The Judengasse, Frankfurt's ghetto, was located in what today is the eastern part of the inner city. It started at the Konstablerwache, ran along the Staufenmauer (old city wall), crossed what is today the KurtSchumacherStraße and ran down to the site presently occupied by the city utilities building. The Judengasse was completely surrounded by walls, separating it from the rest of the city. There were gates at the northern and southern ends and in the middle of the western side, the socalled Judenbrückchen, leading to the inner city. These gates were locked every night and on Sundays and religious holidays, so that the Jews were able to leave their crowded alley only on workdays. As a result they were strictly segregated from the rest of the Frankfurt population, both spatially and (above all) legally.
At its longest, the Judengasse ran for c. 330 metres from north to south. The width of the ghetto ranged between 45 and 50 metres, and the street itself was between 3.70 and 7.30 metres wide.
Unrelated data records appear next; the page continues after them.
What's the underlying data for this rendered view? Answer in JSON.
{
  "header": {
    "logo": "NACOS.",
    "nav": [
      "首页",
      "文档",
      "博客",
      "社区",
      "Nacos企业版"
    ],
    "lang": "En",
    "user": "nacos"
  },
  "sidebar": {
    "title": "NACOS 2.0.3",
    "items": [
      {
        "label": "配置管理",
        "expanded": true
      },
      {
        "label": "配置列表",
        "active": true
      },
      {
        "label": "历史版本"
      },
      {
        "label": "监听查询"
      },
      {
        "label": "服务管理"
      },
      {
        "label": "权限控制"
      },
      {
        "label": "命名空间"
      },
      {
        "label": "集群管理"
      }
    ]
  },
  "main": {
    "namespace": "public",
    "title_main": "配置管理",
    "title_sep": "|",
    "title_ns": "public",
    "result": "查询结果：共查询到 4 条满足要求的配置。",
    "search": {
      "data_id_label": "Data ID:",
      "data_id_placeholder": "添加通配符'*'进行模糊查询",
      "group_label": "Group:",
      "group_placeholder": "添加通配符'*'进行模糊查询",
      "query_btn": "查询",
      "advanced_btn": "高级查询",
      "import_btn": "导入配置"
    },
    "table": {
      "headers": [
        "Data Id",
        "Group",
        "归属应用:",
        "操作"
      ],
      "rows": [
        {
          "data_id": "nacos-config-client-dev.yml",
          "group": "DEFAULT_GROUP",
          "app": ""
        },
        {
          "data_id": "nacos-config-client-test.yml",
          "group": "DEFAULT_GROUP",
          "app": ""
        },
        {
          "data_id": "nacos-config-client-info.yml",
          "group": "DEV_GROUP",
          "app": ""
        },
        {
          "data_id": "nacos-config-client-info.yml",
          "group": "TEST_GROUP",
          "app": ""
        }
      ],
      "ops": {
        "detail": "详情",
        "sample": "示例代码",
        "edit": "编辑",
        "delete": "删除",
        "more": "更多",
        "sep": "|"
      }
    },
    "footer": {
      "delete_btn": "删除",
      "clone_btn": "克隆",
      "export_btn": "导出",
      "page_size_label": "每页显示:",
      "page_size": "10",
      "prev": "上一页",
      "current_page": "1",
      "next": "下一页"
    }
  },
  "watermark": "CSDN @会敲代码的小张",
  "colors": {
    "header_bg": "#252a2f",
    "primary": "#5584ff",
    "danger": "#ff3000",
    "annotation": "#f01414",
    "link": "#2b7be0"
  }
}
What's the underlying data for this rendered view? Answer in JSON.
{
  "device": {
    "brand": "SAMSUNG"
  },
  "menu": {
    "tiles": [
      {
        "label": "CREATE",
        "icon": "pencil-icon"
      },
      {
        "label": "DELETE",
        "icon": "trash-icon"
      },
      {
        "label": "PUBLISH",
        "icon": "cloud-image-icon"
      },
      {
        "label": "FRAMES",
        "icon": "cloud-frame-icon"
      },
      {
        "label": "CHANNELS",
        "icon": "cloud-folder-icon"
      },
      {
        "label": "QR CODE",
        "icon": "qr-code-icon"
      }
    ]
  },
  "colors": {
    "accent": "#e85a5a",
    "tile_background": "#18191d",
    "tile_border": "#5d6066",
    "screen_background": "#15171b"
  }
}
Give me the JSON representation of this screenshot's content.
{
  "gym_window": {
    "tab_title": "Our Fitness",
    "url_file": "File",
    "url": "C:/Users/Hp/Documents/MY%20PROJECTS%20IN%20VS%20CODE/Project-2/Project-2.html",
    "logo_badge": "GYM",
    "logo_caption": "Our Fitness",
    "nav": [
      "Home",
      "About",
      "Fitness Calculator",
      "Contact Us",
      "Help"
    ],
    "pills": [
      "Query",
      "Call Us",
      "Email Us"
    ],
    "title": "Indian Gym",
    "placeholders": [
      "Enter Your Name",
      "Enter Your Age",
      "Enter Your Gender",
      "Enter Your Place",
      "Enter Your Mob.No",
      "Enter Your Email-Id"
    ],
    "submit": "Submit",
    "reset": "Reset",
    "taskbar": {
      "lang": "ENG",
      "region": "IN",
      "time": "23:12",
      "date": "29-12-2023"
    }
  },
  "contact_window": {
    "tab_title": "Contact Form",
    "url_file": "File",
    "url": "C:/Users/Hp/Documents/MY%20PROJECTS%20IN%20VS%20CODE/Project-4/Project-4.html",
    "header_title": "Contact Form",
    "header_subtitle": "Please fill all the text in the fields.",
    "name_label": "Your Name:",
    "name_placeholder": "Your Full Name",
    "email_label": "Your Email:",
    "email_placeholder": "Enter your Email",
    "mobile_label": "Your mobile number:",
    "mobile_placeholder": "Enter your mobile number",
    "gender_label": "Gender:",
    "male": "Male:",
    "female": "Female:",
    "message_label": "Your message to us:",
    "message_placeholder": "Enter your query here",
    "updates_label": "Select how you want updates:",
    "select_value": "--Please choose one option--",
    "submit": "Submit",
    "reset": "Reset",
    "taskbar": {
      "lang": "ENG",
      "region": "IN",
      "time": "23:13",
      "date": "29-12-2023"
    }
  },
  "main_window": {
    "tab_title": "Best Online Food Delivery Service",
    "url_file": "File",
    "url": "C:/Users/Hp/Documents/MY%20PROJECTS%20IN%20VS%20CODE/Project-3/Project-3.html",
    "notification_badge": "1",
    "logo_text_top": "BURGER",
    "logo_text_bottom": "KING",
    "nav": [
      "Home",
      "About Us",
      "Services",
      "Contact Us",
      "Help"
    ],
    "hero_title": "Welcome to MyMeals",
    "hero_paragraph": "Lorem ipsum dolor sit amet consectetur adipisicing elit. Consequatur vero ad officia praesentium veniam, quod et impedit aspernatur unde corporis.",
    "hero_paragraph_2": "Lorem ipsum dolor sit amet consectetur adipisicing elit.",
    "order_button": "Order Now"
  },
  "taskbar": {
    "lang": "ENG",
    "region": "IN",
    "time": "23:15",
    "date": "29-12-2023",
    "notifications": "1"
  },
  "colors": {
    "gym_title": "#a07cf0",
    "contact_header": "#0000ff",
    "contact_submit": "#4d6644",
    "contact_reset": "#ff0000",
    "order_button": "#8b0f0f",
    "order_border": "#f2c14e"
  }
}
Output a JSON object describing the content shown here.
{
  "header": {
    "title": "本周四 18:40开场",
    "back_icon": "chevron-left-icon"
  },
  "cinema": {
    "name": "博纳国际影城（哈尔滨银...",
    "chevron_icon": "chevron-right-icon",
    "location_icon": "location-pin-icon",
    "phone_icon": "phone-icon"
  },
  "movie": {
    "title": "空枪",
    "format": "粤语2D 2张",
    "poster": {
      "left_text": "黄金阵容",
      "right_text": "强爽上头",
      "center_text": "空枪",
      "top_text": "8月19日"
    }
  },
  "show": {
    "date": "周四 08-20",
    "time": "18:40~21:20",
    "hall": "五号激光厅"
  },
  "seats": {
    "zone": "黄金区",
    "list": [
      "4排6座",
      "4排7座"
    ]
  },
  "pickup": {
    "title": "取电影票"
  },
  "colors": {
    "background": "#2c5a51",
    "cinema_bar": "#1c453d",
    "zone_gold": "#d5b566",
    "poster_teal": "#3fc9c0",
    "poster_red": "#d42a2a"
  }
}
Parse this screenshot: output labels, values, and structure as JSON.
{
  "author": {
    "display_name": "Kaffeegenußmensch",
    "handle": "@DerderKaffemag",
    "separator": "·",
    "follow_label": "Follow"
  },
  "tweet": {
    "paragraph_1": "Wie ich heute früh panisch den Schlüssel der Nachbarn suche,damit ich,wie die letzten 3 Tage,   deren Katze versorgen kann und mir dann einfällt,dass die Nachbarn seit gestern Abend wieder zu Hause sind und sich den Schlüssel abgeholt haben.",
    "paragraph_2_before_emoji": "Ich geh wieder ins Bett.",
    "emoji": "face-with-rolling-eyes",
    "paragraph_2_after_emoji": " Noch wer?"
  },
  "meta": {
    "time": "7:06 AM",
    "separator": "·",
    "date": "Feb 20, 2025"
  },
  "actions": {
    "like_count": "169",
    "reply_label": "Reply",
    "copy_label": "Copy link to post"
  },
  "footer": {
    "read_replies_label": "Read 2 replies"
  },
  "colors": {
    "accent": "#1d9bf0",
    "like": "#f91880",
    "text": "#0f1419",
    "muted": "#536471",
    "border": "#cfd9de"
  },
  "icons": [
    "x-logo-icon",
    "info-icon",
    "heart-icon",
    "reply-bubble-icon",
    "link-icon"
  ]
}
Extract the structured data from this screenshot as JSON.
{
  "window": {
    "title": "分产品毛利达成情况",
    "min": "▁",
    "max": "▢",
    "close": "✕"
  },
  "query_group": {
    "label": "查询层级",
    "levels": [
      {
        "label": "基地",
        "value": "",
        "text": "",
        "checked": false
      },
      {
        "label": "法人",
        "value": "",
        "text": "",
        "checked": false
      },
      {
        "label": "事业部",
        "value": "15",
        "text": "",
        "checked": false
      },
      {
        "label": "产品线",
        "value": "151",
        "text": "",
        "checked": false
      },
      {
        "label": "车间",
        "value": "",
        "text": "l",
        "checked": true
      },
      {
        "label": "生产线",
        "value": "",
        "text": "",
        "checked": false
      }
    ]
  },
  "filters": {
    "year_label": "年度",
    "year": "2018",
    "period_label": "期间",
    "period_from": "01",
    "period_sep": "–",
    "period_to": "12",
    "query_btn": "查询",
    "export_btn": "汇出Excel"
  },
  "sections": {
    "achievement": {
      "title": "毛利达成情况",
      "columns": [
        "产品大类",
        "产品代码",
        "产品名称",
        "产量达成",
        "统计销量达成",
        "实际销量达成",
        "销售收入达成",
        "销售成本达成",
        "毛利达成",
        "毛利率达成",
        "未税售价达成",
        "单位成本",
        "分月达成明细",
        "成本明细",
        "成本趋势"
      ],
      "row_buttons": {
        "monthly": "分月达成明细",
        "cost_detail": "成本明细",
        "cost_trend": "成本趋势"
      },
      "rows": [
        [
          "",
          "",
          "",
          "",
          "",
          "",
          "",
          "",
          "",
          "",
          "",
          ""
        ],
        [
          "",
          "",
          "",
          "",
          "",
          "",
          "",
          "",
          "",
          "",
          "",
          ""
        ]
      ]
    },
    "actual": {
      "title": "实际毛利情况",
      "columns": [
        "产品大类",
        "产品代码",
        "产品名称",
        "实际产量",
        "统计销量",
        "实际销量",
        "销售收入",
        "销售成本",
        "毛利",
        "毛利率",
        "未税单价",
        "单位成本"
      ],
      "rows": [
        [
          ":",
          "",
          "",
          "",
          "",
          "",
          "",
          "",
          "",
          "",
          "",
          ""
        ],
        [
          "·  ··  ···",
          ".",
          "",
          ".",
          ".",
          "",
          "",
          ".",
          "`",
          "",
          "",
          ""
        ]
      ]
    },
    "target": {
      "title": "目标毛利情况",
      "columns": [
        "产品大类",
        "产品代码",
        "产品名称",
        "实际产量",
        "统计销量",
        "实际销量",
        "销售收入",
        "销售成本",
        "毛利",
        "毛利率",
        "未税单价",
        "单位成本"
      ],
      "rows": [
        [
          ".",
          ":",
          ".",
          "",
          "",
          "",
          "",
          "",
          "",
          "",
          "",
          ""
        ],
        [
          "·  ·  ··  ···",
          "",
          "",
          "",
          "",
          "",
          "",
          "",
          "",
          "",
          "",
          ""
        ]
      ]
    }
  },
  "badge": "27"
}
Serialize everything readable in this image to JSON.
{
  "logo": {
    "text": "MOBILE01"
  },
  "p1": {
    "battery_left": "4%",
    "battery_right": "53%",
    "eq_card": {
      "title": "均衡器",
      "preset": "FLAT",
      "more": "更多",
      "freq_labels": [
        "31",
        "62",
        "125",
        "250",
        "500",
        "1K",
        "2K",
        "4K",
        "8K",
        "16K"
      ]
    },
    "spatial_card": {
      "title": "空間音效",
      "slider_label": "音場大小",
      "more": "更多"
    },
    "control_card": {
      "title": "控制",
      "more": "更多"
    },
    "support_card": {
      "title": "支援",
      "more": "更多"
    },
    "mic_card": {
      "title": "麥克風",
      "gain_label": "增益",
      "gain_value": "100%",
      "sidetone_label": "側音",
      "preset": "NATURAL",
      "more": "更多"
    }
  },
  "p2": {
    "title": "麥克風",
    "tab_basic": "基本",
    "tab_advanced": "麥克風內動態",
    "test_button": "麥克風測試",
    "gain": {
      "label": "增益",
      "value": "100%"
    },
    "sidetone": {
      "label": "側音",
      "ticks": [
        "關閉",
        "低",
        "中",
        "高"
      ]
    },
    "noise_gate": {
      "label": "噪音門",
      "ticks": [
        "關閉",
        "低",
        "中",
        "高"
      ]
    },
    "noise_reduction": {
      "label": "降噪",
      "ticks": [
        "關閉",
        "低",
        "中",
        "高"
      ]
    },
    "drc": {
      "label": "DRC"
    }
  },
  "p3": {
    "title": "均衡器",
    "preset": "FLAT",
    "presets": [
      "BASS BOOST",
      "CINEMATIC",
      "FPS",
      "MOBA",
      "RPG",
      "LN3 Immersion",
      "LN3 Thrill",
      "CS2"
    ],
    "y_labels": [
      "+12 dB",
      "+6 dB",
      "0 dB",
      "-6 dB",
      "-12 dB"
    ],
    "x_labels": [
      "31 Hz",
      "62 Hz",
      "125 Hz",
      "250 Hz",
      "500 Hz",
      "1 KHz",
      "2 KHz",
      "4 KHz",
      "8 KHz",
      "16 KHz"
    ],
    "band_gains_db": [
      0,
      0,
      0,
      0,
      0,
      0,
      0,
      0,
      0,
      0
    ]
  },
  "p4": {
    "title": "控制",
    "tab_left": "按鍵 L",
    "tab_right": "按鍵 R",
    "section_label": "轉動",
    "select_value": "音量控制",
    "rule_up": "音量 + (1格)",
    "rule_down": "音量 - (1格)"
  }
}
The entire area covered some 15,000 square metres, and was originally founded by the city council in 1462 as living space for 1015 families. However, over the space of two centuries there was considerable population growth. As the city council refused to allow any significant expansion, the inevitable result was enormous overcrowding. Ultimately, in the 18th century there were almost 200 houses, many of them with rear buildings, with a total population of c. 3,000.

© Jüd. Museum Frankfurt 1992-2002 /  Sources